I managed to resist the temptation to go and see the stage version of Calendar Girls, the prospect of it never really appealed and though it has now started appearing with regularity on the touring circuit, I still haven’t worked enough desire to make the effort. When the film appeared on the television though in a post-turkey leftovers dinner haze, I couldn’t find the remote and so ended up watching it. I seem to remember quite liking it in the cinema, but something obviously didn’t settle too well in my memory as I’d never revisited on DVD or TV, never mind on stage, despite its epic cast of dames to be.

For much like with The King’s Speech, the feel-good factor that comes from the first viewing just evaporated and what was left was, to me at least, a rather thin film, of limited characterisation and what little there is feels laboured and contrived. A problem I guess that results from trying to dramatise a real life story, but one which felt rather exposed when rewatching the film. Continue reading “DVD Review: Calendar Girls”

16th Screen Actors Guild Awards nominees

Screen Actors Guild Life Achievement Award
Betty White

Film
Outstanding Performance by a Male Actor in a Leading Role
Jeff Bridges – Crazy Heart as Otis “Bad” Blake
George Clooney – Up in the Air as Ryan Bingham
Colin Firth – A Single Man as George Falconer
Morgan Freeman – Invictus as Nelson Mandela
Jeremy Renner – The Hurt Locker as Sgt. First Class William James

Outstanding Performance by a Female Actor in a Leading Role
Sandra Bullock – The Blind Side as Leigh Anne Tuohy
Helen Mirren – The Last Station as Sofya Tolstoy
Carey Mulligan – An Education as Jenny Miller
Gabourey Sidibe – Precious: Based on the Novel ‘Push’ by Sapphire as Claireece “Precious” Jones
Meryl Streep – Julie & Julia as Julia Child Continue reading “16th Screen Actors Guild Awards nominees”

2010 What’s On Stage Award nominations

BEST ACTRESS IN A PLAY
Rachel Weisz – A Streetcar Named Desire at the Donmar Warehouse 
Alison Steadman – Enjoy at the Gielgud 
Fiona Shaw – Mother Courage & Her Children at the NT Olivier
Helen Mirren – Phedre at the NT Lyttelton 
Juliet Stevenson – Duet for One at the Almeida & Vaudeville
Lesley Sharp – The Rise & Fall of Little Voice at the Vaudeville 

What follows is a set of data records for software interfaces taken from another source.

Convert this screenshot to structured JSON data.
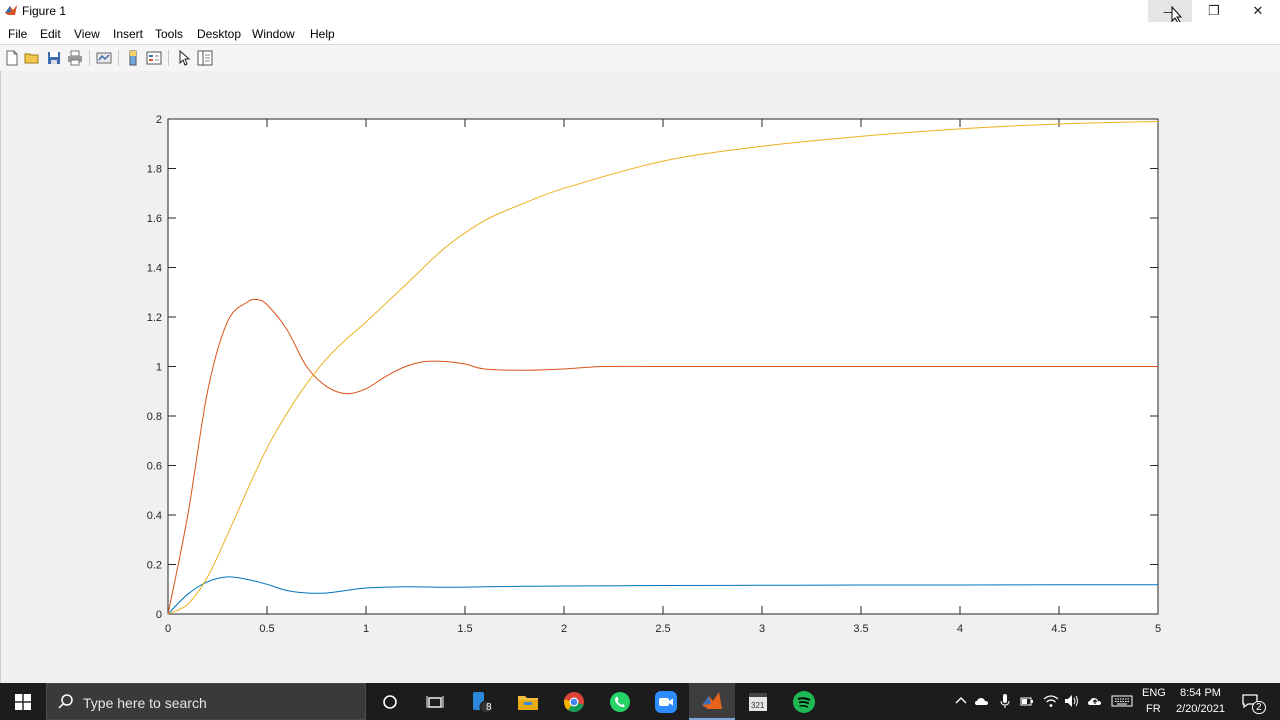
{
  "window": {
    "title": "Figure 1",
    "controls": {
      "minimize": "—",
      "restore": "❐",
      "close": "✕"
    }
  },
  "menu": [
    "File",
    "Edit",
    "View",
    "Insert",
    "Tools",
    "Desktop",
    "Window",
    "Help"
  ],
  "toolbar": {
    "icons": [
      "new-figure-icon",
      "open-file-icon",
      "save-icon",
      "print-icon",
      "link-plot-icon",
      "colorbar-icon",
      "legend-icon",
      "edit-plot-pointer-icon",
      "property-inspector-icon"
    ]
  },
  "chart_data": {
    "type": "line",
    "title": "",
    "xlabel": "",
    "ylabel": "",
    "xlim": [
      0,
      5
    ],
    "ylim": [
      0,
      2
    ],
    "xticks": [
      "0",
      "0.5",
      "1",
      "1.5",
      "2",
      "2.5",
      "3",
      "3.5",
      "4",
      "4.5",
      "5"
    ],
    "yticks": [
      "0",
      "0.2",
      "0.4",
      "0.6",
      "0.8",
      "1",
      "1.2",
      "1.4",
      "1.6",
      "1.8",
      "2"
    ],
    "grid": false,
    "series": [
      {
        "color": "#0072BD",
        "x": [
          0,
          0.1,
          0.2,
          0.3,
          0.4,
          0.5,
          0.6,
          0.7,
          0.8,
          0.9,
          1.0,
          1.2,
          1.4,
          1.6,
          1.8,
          2.0,
          2.5,
          3.0,
          3.5,
          4.0,
          4.5,
          5.0
        ],
        "y": [
          0,
          0.08,
          0.13,
          0.15,
          0.14,
          0.12,
          0.095,
          0.085,
          0.085,
          0.095,
          0.105,
          0.11,
          0.108,
          0.11,
          0.112,
          0.113,
          0.115,
          0.116,
          0.117,
          0.117,
          0.118,
          0.118
        ]
      },
      {
        "color": "#D95319",
        "x": [
          0,
          0.1,
          0.2,
          0.3,
          0.4,
          0.45,
          0.5,
          0.6,
          0.7,
          0.8,
          0.9,
          1.0,
          1.1,
          1.2,
          1.3,
          1.4,
          1.5,
          1.6,
          1.8,
          2.0,
          2.2,
          2.5,
          3.0,
          4.0,
          5.0
        ],
        "y": [
          0,
          0.4,
          0.9,
          1.18,
          1.26,
          1.27,
          1.25,
          1.15,
          1.0,
          0.92,
          0.89,
          0.91,
          0.96,
          1.0,
          1.02,
          1.02,
          1.01,
          0.99,
          0.985,
          0.99,
          1.0,
          1.0,
          1.0,
          1.0,
          1.0
        ]
      },
      {
        "color": "#EDB120",
        "x": [
          0,
          0.1,
          0.2,
          0.3,
          0.4,
          0.5,
          0.6,
          0.7,
          0.8,
          0.9,
          1.0,
          1.2,
          1.4,
          1.6,
          1.8,
          2.0,
          2.5,
          3.0,
          3.5,
          4.0,
          4.5,
          5.0
        ],
        "y": [
          0,
          0.04,
          0.15,
          0.32,
          0.5,
          0.67,
          0.81,
          0.93,
          1.03,
          1.11,
          1.18,
          1.33,
          1.48,
          1.59,
          1.66,
          1.72,
          1.83,
          1.89,
          1.93,
          1.96,
          1.98,
          1.99
        ]
      }
    ]
  },
  "taskbar": {
    "search_placeholder": "Type here to search",
    "apps": [
      "cortana-icon",
      "task-view-icon",
      "phone-link-icon",
      "file-explorer-icon",
      "chrome-icon",
      "whatsapp-icon",
      "zoom-icon",
      "matlab-icon",
      "media-app-icon",
      "spotify-icon"
    ],
    "phone_badge": "8",
    "language_top": "ENG",
    "language_bottom": "FR",
    "time": "8:54 PM",
    "date": "2/20/2021",
    "notification_count": "2",
    "colors": {
      "bar": "#1c1c1c",
      "active": "#3e3e3e"
    }
  }
}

THE CAPITAL BREAKS BEST ACTOR IN A PLAY
Jude Law – Hamlet, Donmar West End at Wyndham’s 
David Harewood – The Mountaintop at Theatre 503 & Trafalgar Studios 1 
Dominic West – Life Is a Dream at the Donmar Warehouse 
Ken Stott – A View from the Bridge at the Duke of York’s 
Mark Rylance – Jerusalem at the Royal Court Downstairs
Samuel West – Enron at the Royal Court Downstairs  Continue reading “2010 What’s On Stage Award nominations”

Review: Phèdre, National

In surely one of the most anticipated theatrical events of the year, Dame Helen Mirren returns to the stage for the first time in five years, to the Lyttleton at the National Theatre. Phèdre was written by Jean Racine back in the seventeenth century, and this production uses a translation by the late Ted Hughes in his typical free verse style. As it is my second Dame in three weeks, my companion for the evening was once again Aunty Jean, and this review was greatly helped by our post-play discussion over a nice cool G&T.

It is a quintessential Greek tragedy: the queen Phèdre lusts after her stepson, and in the absence of her husband Theseus for several months and the dubious advice of her nurse, eventually succumbs to her desire. Unsurpisingly, the revelation is not well received and then matters are made immeasurably worse by the return of Theseus. In her desperation to conceal her illicit attraction, Phèdre then makes a terrible accusation which sets in motion a chain of disastrous events. Continue reading “Review: Phèdre, National”